Putin claimed in a speech given on Thursday that the war is “according to plan,” reiterating his “conviction that Russians and Ukrainians are one people” and insisting that Russia will continue its campaign to root out “neo-nazis” in Ukraine. Moscow rejects the characterization of the war as an unprovoked attack, instead framing it as a kind of reprisal for what the Kremlin sees as the genocidal atrocities perpetrated by the Ukrainian military against the pro-Russian breakaway Donetsk and Lugansk People’s Republics.

According to Western military analysts, the relatively low troop numbers and limited military hardware employed in the invasion’s opening stages suggest the Kremlin expected the Zelenskyy administration to quickly capitulate and badly underestimated the scale of Ukrainian resistance. Pointing to the near-total absence of Russian air power and electronic warfare, military expert Michael Kofman argued that the Russian military defied its own warfighting doctrine and established practices in the expectation of a quick-and-easy political victory.

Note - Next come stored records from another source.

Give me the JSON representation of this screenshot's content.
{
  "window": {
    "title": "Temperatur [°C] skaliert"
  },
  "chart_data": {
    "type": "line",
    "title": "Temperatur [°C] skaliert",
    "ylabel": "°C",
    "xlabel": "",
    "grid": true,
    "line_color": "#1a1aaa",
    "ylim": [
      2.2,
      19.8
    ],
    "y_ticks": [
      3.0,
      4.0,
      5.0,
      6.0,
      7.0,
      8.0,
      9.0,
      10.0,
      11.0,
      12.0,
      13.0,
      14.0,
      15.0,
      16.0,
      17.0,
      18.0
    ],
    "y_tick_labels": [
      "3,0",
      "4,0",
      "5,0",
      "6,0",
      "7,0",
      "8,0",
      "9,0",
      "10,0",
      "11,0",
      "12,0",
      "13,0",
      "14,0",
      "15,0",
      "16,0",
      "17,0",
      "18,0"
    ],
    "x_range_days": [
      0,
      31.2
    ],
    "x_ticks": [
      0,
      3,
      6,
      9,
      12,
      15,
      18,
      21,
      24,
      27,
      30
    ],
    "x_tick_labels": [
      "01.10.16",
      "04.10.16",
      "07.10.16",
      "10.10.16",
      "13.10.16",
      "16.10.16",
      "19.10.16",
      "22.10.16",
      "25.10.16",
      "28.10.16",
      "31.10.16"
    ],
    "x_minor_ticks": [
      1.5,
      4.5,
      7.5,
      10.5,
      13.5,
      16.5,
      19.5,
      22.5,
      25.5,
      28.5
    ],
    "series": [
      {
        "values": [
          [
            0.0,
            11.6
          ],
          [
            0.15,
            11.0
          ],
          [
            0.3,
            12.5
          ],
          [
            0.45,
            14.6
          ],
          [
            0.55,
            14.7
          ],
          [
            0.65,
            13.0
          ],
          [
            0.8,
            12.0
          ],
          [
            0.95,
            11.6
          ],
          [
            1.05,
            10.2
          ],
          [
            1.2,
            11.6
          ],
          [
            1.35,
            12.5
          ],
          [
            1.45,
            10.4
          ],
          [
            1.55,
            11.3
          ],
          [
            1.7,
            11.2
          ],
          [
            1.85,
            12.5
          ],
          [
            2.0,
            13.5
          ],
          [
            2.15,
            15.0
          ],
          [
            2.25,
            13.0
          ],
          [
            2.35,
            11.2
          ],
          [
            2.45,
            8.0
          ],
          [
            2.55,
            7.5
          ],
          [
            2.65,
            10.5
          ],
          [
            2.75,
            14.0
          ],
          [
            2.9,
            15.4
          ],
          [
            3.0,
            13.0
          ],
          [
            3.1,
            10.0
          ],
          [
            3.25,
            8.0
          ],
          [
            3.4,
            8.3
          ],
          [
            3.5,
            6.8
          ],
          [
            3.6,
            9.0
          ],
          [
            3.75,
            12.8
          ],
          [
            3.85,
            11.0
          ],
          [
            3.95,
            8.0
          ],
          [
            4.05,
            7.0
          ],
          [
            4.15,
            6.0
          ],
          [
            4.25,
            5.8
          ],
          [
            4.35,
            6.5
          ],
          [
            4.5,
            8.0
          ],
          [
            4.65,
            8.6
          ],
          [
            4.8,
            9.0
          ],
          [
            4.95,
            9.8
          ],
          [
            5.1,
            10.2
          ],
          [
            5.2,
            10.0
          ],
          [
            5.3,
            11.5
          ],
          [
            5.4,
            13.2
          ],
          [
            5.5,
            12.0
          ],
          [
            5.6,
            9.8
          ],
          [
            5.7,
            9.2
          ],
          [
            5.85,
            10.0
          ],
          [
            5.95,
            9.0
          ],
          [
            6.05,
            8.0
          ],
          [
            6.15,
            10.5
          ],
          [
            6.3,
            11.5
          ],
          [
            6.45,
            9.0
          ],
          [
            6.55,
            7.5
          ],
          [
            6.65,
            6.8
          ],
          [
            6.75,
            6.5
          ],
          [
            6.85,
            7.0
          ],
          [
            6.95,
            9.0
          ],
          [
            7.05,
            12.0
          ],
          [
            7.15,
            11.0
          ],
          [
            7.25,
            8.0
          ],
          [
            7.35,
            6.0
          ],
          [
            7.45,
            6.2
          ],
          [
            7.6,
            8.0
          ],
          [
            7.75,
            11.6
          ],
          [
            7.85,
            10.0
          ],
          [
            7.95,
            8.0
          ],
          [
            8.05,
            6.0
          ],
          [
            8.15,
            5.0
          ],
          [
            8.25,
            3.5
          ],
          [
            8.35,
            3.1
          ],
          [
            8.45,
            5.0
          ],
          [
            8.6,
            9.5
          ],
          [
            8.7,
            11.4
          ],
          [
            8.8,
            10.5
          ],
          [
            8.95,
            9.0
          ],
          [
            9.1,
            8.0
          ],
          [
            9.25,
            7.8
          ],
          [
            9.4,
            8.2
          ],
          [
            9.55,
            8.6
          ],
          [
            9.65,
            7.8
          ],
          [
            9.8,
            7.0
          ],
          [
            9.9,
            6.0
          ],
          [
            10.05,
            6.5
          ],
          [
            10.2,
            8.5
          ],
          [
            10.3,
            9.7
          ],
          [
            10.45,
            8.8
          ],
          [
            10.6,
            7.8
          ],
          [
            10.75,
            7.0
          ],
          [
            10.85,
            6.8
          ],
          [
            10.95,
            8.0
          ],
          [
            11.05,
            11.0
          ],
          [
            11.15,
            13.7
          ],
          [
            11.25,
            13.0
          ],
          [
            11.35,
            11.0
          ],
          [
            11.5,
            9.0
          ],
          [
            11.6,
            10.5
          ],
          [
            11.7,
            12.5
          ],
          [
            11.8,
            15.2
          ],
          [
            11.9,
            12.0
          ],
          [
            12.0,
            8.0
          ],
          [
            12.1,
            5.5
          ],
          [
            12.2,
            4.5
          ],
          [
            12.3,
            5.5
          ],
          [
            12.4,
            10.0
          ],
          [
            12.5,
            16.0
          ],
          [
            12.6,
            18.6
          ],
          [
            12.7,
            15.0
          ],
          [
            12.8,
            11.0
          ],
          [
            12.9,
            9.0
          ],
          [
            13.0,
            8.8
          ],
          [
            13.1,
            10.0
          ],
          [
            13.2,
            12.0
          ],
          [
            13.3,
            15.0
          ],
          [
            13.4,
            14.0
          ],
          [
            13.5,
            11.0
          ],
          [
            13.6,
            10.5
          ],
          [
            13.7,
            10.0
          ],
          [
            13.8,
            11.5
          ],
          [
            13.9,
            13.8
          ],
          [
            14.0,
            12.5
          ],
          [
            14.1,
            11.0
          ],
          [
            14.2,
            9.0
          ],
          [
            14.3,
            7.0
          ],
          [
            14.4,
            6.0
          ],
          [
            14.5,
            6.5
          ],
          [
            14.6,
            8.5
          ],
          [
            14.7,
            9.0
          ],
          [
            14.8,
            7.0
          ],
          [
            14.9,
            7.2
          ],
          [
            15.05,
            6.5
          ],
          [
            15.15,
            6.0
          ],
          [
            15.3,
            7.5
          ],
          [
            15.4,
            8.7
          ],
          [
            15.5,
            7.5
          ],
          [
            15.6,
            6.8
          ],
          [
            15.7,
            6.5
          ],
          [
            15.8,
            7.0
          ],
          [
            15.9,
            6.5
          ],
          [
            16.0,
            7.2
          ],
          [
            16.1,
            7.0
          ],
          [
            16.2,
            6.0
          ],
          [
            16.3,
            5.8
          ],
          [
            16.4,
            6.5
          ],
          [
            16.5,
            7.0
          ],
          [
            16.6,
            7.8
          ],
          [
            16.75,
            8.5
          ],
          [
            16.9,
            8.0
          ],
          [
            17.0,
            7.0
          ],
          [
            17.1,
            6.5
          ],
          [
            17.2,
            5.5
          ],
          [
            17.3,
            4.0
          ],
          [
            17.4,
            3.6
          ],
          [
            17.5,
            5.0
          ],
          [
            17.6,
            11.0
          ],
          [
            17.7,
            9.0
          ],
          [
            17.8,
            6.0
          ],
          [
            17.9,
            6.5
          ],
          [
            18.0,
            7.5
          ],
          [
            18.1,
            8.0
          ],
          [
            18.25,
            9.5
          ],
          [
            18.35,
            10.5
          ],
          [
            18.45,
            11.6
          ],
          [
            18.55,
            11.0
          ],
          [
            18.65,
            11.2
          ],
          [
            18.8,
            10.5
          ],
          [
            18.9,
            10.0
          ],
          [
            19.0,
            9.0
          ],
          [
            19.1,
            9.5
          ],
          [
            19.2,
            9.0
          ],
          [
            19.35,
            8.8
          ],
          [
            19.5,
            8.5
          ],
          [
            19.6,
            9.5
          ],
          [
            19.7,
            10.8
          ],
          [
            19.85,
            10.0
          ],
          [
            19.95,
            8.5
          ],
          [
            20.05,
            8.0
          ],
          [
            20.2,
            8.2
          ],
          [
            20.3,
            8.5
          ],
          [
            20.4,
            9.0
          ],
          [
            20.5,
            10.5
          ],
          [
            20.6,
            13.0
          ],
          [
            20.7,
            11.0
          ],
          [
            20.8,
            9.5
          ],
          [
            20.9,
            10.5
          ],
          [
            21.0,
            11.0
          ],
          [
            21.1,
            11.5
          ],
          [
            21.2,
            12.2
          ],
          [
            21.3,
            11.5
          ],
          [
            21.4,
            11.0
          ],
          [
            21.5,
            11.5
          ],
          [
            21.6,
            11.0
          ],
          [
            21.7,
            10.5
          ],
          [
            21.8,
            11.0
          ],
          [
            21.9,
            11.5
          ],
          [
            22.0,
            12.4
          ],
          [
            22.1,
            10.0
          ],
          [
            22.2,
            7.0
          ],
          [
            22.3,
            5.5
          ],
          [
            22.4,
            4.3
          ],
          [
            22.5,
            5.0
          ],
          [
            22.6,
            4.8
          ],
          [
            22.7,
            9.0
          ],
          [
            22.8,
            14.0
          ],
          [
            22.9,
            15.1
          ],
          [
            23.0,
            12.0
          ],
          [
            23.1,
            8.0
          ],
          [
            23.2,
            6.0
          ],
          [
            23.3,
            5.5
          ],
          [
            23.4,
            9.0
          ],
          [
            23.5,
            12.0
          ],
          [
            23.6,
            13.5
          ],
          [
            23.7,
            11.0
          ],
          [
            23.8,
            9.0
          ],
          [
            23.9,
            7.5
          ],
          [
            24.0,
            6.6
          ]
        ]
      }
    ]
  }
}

But to narrowly focus on select Russian operational troubles, real as they are, risks obscuring what remains an exceedingly bleak strategic picture for Kiev. Samuel Charap, a senior political scientist at RAND Corporation, told CNBC that Russia’s military has so far only deployed a fraction of its capabilities in Ukraine. The Ukrainian military does not have the capability to destroy or substantially degrade the massive Russian convoy that is now just miles outside Kiev. The Russian military appears to be adjusting its tactics to battlefield realities, with widespread use of tactical aviation and more indiscriminate forms of shelling against major population centers. Despite being slowed in the north, the invading forces appear to be making substantial gains in the war’s southern and eastern theaters. Russian forces took the strategically vital coastal city of Kherson earlier this week as they continue to push further westward in a likely attempt to seize the vital port hub of Odessa. Reports emerged on Friday that Russian ground forces have occupied Enerhodar, a strategically-situated city on the Dnieper River that produced roughly one-quarter of Ukraine’s power.

Zelenskyy’s presidential advisor Mikhail Podolyak said a third round of peace talks between Ukrainian and Russian delegations is scheduled in the coming days. The two sides agreed in principle on the need to open humanitarian corridors in war-torn parts of Ukraine but appear to diverge on specifics of execution. Russian foreign minister Sergey Lavrov said earlier this week that Russian forces will press on with their campaign to “demilitarize” Ukraine in parallel with any ongoing negotiations between Moscow and Kiev. The Kremlin has repeatedly signaled over the past week that it will accept nothing less than the full capitulation of the Zelenskyy administration, part of Putin’s apparent plan to impose regime change in Kiev.

Mark Episkopos is a national security reporter for the National Interest.

Image: Wikipedia.